Dataset records Start Marker

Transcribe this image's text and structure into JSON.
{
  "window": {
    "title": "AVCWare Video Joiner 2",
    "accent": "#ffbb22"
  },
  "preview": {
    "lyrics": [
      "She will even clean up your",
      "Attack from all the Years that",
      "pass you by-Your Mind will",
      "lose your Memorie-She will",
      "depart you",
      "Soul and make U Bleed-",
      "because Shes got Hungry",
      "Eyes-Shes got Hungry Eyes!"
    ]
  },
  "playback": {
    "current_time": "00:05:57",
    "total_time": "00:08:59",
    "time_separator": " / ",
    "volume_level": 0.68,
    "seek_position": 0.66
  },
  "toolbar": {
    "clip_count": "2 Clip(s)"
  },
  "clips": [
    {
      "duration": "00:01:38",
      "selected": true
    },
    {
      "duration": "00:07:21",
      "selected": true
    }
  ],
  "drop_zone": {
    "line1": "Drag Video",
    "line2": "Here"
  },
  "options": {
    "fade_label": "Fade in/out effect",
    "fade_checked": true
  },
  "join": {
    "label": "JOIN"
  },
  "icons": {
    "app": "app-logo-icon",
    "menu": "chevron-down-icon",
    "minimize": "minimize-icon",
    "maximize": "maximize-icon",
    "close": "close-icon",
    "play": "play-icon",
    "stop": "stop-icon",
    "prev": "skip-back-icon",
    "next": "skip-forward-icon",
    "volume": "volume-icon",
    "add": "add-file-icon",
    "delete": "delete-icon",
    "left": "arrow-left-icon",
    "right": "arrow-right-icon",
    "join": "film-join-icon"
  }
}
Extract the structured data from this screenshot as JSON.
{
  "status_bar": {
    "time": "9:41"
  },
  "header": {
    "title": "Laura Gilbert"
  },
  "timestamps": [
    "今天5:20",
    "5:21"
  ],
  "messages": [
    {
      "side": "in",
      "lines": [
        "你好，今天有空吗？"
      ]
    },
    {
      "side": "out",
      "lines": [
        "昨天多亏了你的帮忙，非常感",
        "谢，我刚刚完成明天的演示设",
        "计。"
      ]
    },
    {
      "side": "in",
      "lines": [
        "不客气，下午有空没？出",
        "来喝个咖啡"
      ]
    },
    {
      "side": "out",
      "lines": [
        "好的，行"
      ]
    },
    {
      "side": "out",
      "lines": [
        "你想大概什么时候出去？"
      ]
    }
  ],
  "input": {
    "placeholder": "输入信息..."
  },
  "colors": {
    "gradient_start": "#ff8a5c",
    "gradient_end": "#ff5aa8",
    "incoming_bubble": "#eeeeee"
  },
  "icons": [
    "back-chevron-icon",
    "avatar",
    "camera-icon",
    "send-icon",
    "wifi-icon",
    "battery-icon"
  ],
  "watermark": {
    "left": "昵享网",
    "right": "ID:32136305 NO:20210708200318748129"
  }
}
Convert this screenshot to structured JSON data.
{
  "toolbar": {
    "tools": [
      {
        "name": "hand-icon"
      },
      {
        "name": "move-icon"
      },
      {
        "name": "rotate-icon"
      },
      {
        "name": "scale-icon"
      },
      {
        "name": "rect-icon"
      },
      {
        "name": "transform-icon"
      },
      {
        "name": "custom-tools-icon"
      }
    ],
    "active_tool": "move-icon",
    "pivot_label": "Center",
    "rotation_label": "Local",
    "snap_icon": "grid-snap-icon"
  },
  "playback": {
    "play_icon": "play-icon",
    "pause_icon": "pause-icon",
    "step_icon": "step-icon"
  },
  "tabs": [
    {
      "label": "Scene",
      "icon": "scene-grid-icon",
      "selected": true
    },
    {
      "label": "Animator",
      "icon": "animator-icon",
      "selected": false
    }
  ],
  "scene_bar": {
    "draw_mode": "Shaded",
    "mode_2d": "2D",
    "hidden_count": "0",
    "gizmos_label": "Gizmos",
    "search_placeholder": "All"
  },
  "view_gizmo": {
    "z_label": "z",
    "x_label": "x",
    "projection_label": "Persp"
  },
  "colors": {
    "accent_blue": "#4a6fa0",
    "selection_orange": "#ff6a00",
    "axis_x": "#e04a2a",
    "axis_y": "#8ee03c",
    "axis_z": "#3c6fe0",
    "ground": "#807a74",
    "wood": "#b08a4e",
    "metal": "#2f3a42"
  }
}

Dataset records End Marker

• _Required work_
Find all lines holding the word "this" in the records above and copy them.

• _Output below_
Transcribe this image's text and structure into JSON.
Extract the structured data from this screenshot as JSON.
Convert this screenshot to structured JSON data.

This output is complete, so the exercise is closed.